And so, they're off. The official starting gun for this year's election campaign was fired at midnight on Monday when the Scottish Parliament was dissolved - although the participants have been at it for weeks. It will be of interest to see what impact education will have during the contest, whatever the intentions of First Minister McConnell to make it Labour's priority. Education will certainly be highlighted by each party as they focus on the various issues on particular days. But it is in the nature of election campaigns that the parties will try to spike each others' guns and a betting man might not fancy the chances of education featuring above the din surrounding the independence referendum, pensions, the Iraq war, the Blair factor, and so on.
Labour, the SNP, Conservatives and, presumably, the Liberal Democrats (if anyone wants to partner them) are all committed to bringing in an education act during their early days in government. That much we know. Themes are beginning to emerge and, with the Tories no longer intent on removing education from local authorities (after all, they may be running some of them if the new PR voting system for councils does them any favours), the parties have more in common than their rhetoric might suggest. Skills, standards, class sizes, mainstreaming, discipline and student debt will be at the heart of all the manifestos.

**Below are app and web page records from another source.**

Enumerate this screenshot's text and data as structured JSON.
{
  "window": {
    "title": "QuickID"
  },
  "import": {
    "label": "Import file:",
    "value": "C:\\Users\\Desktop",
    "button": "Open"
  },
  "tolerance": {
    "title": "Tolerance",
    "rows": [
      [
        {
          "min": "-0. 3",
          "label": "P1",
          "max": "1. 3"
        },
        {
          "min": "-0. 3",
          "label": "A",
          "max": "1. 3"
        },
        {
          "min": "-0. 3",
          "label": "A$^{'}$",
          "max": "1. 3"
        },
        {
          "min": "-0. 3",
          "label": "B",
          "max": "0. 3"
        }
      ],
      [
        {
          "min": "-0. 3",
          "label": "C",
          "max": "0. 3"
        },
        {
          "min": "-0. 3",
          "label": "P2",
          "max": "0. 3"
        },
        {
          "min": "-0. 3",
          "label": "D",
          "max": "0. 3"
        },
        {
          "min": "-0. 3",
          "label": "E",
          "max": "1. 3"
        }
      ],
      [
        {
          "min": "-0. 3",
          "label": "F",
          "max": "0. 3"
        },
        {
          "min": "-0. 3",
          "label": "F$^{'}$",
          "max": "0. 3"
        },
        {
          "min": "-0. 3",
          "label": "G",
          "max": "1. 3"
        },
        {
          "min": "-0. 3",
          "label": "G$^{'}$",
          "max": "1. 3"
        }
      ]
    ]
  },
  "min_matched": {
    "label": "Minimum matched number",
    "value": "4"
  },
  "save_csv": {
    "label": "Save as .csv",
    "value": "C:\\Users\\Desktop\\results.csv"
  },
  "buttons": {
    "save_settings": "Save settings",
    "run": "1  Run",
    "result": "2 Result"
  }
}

Although one Labour Westminster manifesto was famously described as "the longest suicide note in history", these party documents can amount to the most unrealistic notes in history. The election results, the horse-trading between the parties in any subsequent coalition and the wishes of the new parliament represent the reality checks. The election ephemera, whether on education or otherwise, should not be confused with the substance of what is to follow.